Here are some records; copy every line that holds the word "verified".

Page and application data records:
════
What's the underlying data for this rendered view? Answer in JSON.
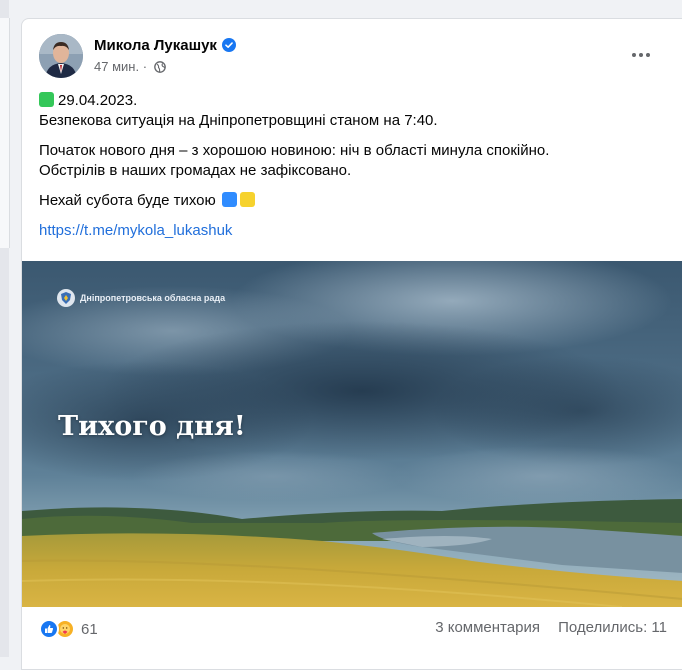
{
  "post": {
    "author": "Микола Лукашук",
    "time": "47 мин.",
    "separator": "·",
    "lines": {
      "date": "29.04.2023.",
      "status": "Безпекова ситуація на Дніпропетровщині станом на 7:40.",
      "news1": "Початок нового дня – з хорошою новиною: ніч в області минула спокійно.",
      "news2": "Обстрілів в наших громадах не зафіксовано.",
      "wish": "Нехай субота буде тихою",
      "link": "https://t.me/mykola_lukashuk"
    }
  },
  "image": {
    "brand": "Дніпропетровська обласна рада",
    "headline": "Тихого дня!"
  },
  "footer": {
    "reactions_count": "61",
    "comments": "3 комментария",
    "shares": "Поделились: 11"
  },
  "icons": {
    "verified": "verified-badge-icon",
    "audience": "globe-icon",
    "more": "more-options-icon",
    "like": "like-reaction-icon",
    "care": "care-reaction-icon"
  },
  "colors": {
    "link": "#216fdb",
    "verified": "#1877f2",
    "like": "#1877f2",
    "care": "#f7b125",
    "meta": "#65676b"
  }
}
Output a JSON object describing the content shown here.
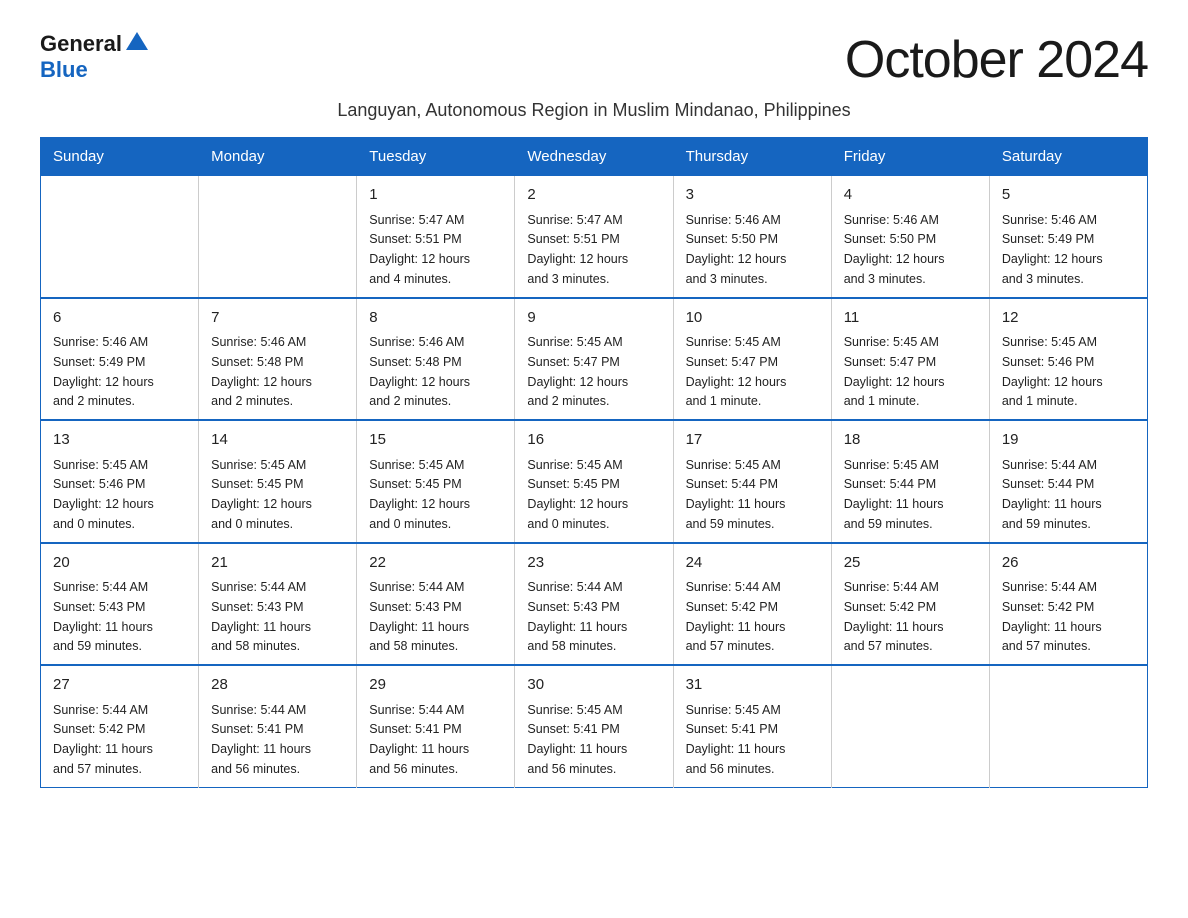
{
  "header": {
    "logo_general": "General",
    "logo_blue": "Blue",
    "month_title": "October 2024",
    "subtitle": "Languyan, Autonomous Region in Muslim Mindanao, Philippines"
  },
  "weekdays": [
    "Sunday",
    "Monday",
    "Tuesday",
    "Wednesday",
    "Thursday",
    "Friday",
    "Saturday"
  ],
  "weeks": [
    [
      {
        "day": "",
        "info": ""
      },
      {
        "day": "",
        "info": ""
      },
      {
        "day": "1",
        "info": "Sunrise: 5:47 AM\nSunset: 5:51 PM\nDaylight: 12 hours\nand 4 minutes."
      },
      {
        "day": "2",
        "info": "Sunrise: 5:47 AM\nSunset: 5:51 PM\nDaylight: 12 hours\nand 3 minutes."
      },
      {
        "day": "3",
        "info": "Sunrise: 5:46 AM\nSunset: 5:50 PM\nDaylight: 12 hours\nand 3 minutes."
      },
      {
        "day": "4",
        "info": "Sunrise: 5:46 AM\nSunset: 5:50 PM\nDaylight: 12 hours\nand 3 minutes."
      },
      {
        "day": "5",
        "info": "Sunrise: 5:46 AM\nSunset: 5:49 PM\nDaylight: 12 hours\nand 3 minutes."
      }
    ],
    [
      {
        "day": "6",
        "info": "Sunrise: 5:46 AM\nSunset: 5:49 PM\nDaylight: 12 hours\nand 2 minutes."
      },
      {
        "day": "7",
        "info": "Sunrise: 5:46 AM\nSunset: 5:48 PM\nDaylight: 12 hours\nand 2 minutes."
      },
      {
        "day": "8",
        "info": "Sunrise: 5:46 AM\nSunset: 5:48 PM\nDaylight: 12 hours\nand 2 minutes."
      },
      {
        "day": "9",
        "info": "Sunrise: 5:45 AM\nSunset: 5:47 PM\nDaylight: 12 hours\nand 2 minutes."
      },
      {
        "day": "10",
        "info": "Sunrise: 5:45 AM\nSunset: 5:47 PM\nDaylight: 12 hours\nand 1 minute."
      },
      {
        "day": "11",
        "info": "Sunrise: 5:45 AM\nSunset: 5:47 PM\nDaylight: 12 hours\nand 1 minute."
      },
      {
        "day": "12",
        "info": "Sunrise: 5:45 AM\nSunset: 5:46 PM\nDaylight: 12 hours\nand 1 minute."
      }
    ],
    [
      {
        "day": "13",
        "info": "Sunrise: 5:45 AM\nSunset: 5:46 PM\nDaylight: 12 hours\nand 0 minutes."
      },
      {
        "day": "14",
        "info": "Sunrise: 5:45 AM\nSunset: 5:45 PM\nDaylight: 12 hours\nand 0 minutes."
      },
      {
        "day": "15",
        "info": "Sunrise: 5:45 AM\nSunset: 5:45 PM\nDaylight: 12 hours\nand 0 minutes."
      },
      {
        "day": "16",
        "info": "Sunrise: 5:45 AM\nSunset: 5:45 PM\nDaylight: 12 hours\nand 0 minutes."
      },
      {
        "day": "17",
        "info": "Sunrise: 5:45 AM\nSunset: 5:44 PM\nDaylight: 11 hours\nand 59 minutes."
      },
      {
        "day": "18",
        "info": "Sunrise: 5:45 AM\nSunset: 5:44 PM\nDaylight: 11 hours\nand 59 minutes."
      },
      {
        "day": "19",
        "info": "Sunrise: 5:44 AM\nSunset: 5:44 PM\nDaylight: 11 hours\nand 59 minutes."
      }
    ],
    [
      {
        "day": "20",
        "info": "Sunrise: 5:44 AM\nSunset: 5:43 PM\nDaylight: 11 hours\nand 59 minutes."
      },
      {
        "day": "21",
        "info": "Sunrise: 5:44 AM\nSunset: 5:43 PM\nDaylight: 11 hours\nand 58 minutes."
      },
      {
        "day": "22",
        "info": "Sunrise: 5:44 AM\nSunset: 5:43 PM\nDaylight: 11 hours\nand 58 minutes."
      },
      {
        "day": "23",
        "info": "Sunrise: 5:44 AM\nSunset: 5:43 PM\nDaylight: 11 hours\nand 58 minutes."
      },
      {
        "day": "24",
        "info": "Sunrise: 5:44 AM\nSunset: 5:42 PM\nDaylight: 11 hours\nand 57 minutes."
      },
      {
        "day": "25",
        "info": "Sunrise: 5:44 AM\nSunset: 5:42 PM\nDaylight: 11 hours\nand 57 minutes."
      },
      {
        "day": "26",
        "info": "Sunrise: 5:44 AM\nSunset: 5:42 PM\nDaylight: 11 hours\nand 57 minutes."
      }
    ],
    [
      {
        "day": "27",
        "info": "Sunrise: 5:44 AM\nSunset: 5:42 PM\nDaylight: 11 hours\nand 57 minutes."
      },
      {
        "day": "28",
        "info": "Sunrise: 5:44 AM\nSunset: 5:41 PM\nDaylight: 11 hours\nand 56 minutes."
      },
      {
        "day": "29",
        "info": "Sunrise: 5:44 AM\nSunset: 5:41 PM\nDaylight: 11 hours\nand 56 minutes."
      },
      {
        "day": "30",
        "info": "Sunrise: 5:45 AM\nSunset: 5:41 PM\nDaylight: 11 hours\nand 56 minutes."
      },
      {
        "day": "31",
        "info": "Sunrise: 5:45 AM\nSunset: 5:41 PM\nDaylight: 11 hours\nand 56 minutes."
      },
      {
        "day": "",
        "info": ""
      },
      {
        "day": "",
        "info": ""
      }
    ]
  ]
}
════
• [ANSWER TO THIS PROBLEM]:
    "verified": "verified-badge-icon",
    "verified": "#1877f2",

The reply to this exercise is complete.